*Exercise instructions*. All of the data must be printed exactly; please include every line.

Dataset entries
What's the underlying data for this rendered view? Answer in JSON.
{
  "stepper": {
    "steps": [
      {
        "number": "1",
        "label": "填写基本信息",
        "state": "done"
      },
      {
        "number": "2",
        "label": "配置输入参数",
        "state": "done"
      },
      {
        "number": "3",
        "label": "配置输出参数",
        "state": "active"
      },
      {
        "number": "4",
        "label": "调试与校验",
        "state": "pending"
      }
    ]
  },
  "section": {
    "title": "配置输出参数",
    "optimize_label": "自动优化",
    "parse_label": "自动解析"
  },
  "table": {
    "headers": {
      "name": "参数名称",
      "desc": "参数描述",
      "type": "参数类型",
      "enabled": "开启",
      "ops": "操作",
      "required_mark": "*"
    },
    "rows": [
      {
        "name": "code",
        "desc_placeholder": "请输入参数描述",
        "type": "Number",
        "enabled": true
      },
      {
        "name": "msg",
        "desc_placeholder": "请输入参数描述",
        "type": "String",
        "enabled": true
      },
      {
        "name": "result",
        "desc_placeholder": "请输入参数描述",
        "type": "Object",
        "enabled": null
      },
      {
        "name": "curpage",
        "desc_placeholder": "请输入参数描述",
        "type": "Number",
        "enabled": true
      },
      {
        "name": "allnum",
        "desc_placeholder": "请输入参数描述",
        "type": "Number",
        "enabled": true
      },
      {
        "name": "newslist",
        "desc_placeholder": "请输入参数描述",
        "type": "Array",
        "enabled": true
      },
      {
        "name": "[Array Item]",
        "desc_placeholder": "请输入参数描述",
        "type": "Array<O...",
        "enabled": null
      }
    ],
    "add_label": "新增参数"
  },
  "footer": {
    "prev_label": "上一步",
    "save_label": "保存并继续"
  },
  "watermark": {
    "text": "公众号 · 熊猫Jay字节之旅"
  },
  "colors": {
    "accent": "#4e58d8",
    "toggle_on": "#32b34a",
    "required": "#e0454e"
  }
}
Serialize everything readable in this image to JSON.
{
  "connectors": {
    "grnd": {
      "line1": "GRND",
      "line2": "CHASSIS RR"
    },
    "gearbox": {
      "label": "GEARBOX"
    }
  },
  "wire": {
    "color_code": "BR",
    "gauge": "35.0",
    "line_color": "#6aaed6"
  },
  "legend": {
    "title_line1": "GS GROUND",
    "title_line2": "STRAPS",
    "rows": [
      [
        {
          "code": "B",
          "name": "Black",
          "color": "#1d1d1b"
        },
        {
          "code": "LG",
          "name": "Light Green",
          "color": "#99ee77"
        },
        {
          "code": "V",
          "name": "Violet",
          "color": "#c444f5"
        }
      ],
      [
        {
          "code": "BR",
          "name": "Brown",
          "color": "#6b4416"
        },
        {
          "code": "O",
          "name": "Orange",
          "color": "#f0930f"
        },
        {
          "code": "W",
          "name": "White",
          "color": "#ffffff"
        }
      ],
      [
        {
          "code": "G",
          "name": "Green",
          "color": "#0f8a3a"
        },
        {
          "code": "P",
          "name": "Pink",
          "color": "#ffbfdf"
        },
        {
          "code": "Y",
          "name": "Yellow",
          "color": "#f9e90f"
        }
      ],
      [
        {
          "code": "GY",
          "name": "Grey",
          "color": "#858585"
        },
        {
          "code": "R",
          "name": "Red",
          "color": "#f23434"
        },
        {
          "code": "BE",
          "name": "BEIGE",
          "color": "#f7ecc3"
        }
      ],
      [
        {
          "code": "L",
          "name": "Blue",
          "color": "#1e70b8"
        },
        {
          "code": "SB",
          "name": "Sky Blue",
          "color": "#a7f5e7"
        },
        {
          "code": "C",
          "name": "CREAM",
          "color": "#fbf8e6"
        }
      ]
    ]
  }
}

*Written response*.
What's the underlying data for this rendered view? Answer in JSON.
{
  "stepper": {
    "steps": [
      {
        "number": "1",
        "label": "填写基本信息",
        "state": "done"
      },
      {
        "number": "2",
        "label": "配置输入参数",
        "state": "done"
      },
      {
        "number": "3",
        "label": "配置输出参数",
        "state": "active"
      },
      {
        "number": "4",
        "label": "调试与校验",
        "state": "pending"
      }
    ]
  },
  "section": {
    "title": "配置输出参数",
    "optimize_label": "自动优化",
    "parse_label": "自动解析"
  },
  "table": {
    "headers": {
      "name": "参数名称",
      "desc": "参数描述",
      "type": "参数类型",
      "enabled": "开启",
      "ops": "操作",
      "required_mark": "*"
    },
    "rows": [
      {
        "name": "code",
        "desc_placeholder": "请输入参数描述",
        "type": "Number",
        "enabled": true
      },
      {
        "name": "msg",
        "desc_placeholder": "请输入参数描述",
        "type": "String",
        "enabled": true
      },
      {
        "name": "result",
        "desc_placeholder": "请输入参数描述",
        "type": "Object",
        "enabled": null
      },
      {
        "name": "curpage",
        "desc_placeholder": "请输入参数描述",
        "type": "Number",
        "enabled": true
      },
      {
        "name": "allnum",
        "desc_placeholder": "请输入参数描述",
        "type": "Number",
        "enabled": true
      },
      {
        "name": "newslist",
        "desc_placeholder": "请输入参数描述",
        "type": "Array",
        "enabled": true
      },
      {
        "name": "[Array Item]",
        "desc_placeholder": "请输入参数描述",
        "type": "Array<O...",
        "enabled": null
      }
    ],
    "add_label": "新增参数"
  },
  "footer": {
    "prev_label": "上一步",
    "save_label": "保存并继续"
  },
  "watermark": {
    "text": "公众号 · 熊猫Jay字节之旅"
  },
  "colors": {
    "accent": "#4e58d8",
    "toggle_on": "#32b34a",
    "required": "#e0454e"
  }
}
Serialize everything readable in this image to JSON.
{
  "connectors": {
    "grnd": {
      "line1": "GRND",
      "line2": "CHASSIS RR"
    },
    "gearbox": {
      "label": "GEARBOX"
    }
  },
  "wire": {
    "color_code": "BR",
    "gauge": "35.0",
    "line_color": "#6aaed6"
  },
  "legend": {
    "title_line1": "GS GROUND",
    "title_line2": "STRAPS",
    "rows": [
      [
        {
          "code": "B",
          "name": "Black",
          "color": "#1d1d1b"
        },
        {
          "code": "LG",
          "name": "Light Green",
          "color": "#99ee77"
        },
        {
          "code": "V",
          "name": "Violet",
          "color": "#c444f5"
        }
      ],
      [
        {
          "code": "BR",
          "name": "Brown",
          "color": "#6b4416"
        },
        {
          "code": "O",
          "name": "Orange",
          "color": "#f0930f"
        },
        {
          "code": "W",
          "name": "White",
          "color": "#ffffff"
        }
      ],
      [
        {
          "code": "G",
          "name": "Green",
          "color": "#0f8a3a"
        },
        {
          "code": "P",
          "name": "Pink",
          "color": "#ffbfdf"
        },
        {
          "code": "Y",
          "name": "Yellow",
          "color": "#f9e90f"
        }
      ],
      [
        {
          "code": "GY",
          "name": "Grey",
          "color": "#858585"
        },
        {
          "code": "R",
          "name": "Red",
          "color": "#f23434"
        },
        {
          "code": "BE",
          "name": "BEIGE",
          "color": "#f7ecc3"
        }
      ],
      [
        {
          "code": "L",
          "name": "Blue",
          "color": "#1e70b8"
        },
        {
          "code": "SB",
          "name": "Sky Blue",
          "color": "#a7f5e7"
        },
        {
          "code": "C",
          "name": "CREAM",
          "color": "#fbf8e6"
        }
      ]
    ]
  }
}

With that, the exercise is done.